TASK TO CARRY OUT:
One figure is the whole answer: the number of lines below that contain the word "JSON".

PROVIDED INFORMATION:
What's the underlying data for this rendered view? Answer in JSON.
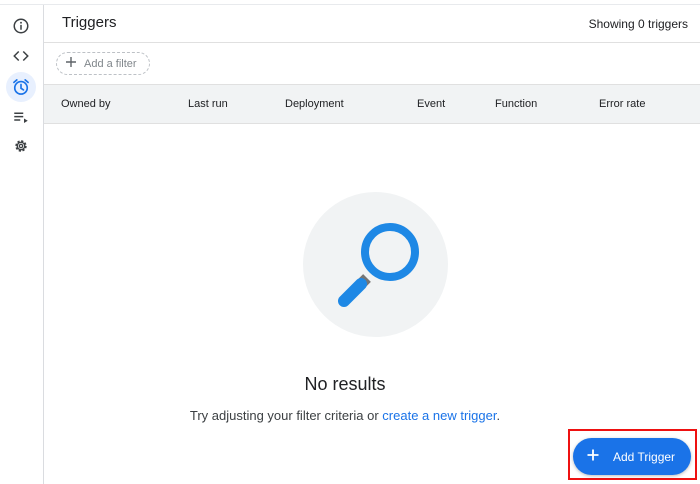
{
  "rail": {
    "items": [
      {
        "icon": "info-icon",
        "active": false
      },
      {
        "icon": "code-icon",
        "active": false
      },
      {
        "icon": "alarm-clock-icon",
        "active": true
      },
      {
        "icon": "playlist-play-icon",
        "active": false
      },
      {
        "icon": "gear-icon",
        "active": false
      }
    ]
  },
  "header": {
    "title": "Triggers",
    "count_text": "Showing 0 triggers"
  },
  "filter": {
    "label": "Add a filter"
  },
  "table": {
    "columns": [
      "Owned by",
      "Last run",
      "Deployment",
      "Event",
      "Function",
      "Error rate"
    ]
  },
  "empty_state": {
    "title": "No results",
    "message_prefix": "Try adjusting your filter criteria or ",
    "link_text": "create a new trigger",
    "message_suffix": "."
  },
  "fab": {
    "label": "Add Trigger"
  },
  "colors": {
    "accent": "#1a73e8",
    "active_rail_bg": "#e8f0fe",
    "highlight": "#ee1111",
    "magnifier": "#1e88e5"
  }
}
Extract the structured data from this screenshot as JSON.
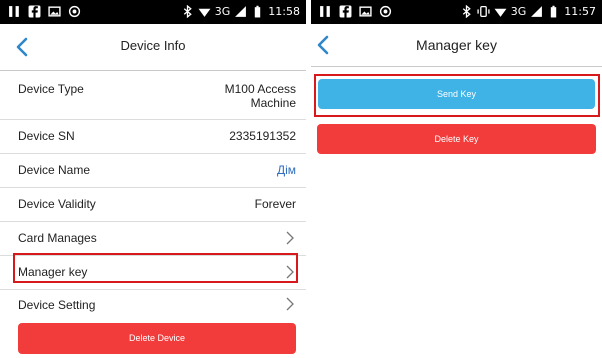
{
  "left_screen": {
    "status_bar": {
      "time": "11:58",
      "network": "3G"
    },
    "header": {
      "title": "Device Info"
    },
    "rows": [
      {
        "label": "Device Type",
        "value": "M100 Access Machine"
      },
      {
        "label": "Device SN",
        "value": "2335191352"
      },
      {
        "label": "Device Name",
        "value": "Дім"
      },
      {
        "label": "Device Validity",
        "value": "Forever"
      },
      {
        "label": "Card Manages"
      },
      {
        "label": "Manager key"
      },
      {
        "label": "Device Setting"
      }
    ],
    "delete_button": "Delete Device"
  },
  "right_screen": {
    "status_bar": {
      "time": "11:57",
      "network": "3G"
    },
    "header": {
      "title": "Manager key"
    },
    "send_button": "Send Key",
    "delete_button": "Delete Key"
  },
  "colors": {
    "accent_blue": "#3fb2e6",
    "danger_red": "#f23b3b",
    "highlight_red": "#d8191c",
    "link_blue": "#2f6fbf"
  }
}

RESPONSE AREA:
2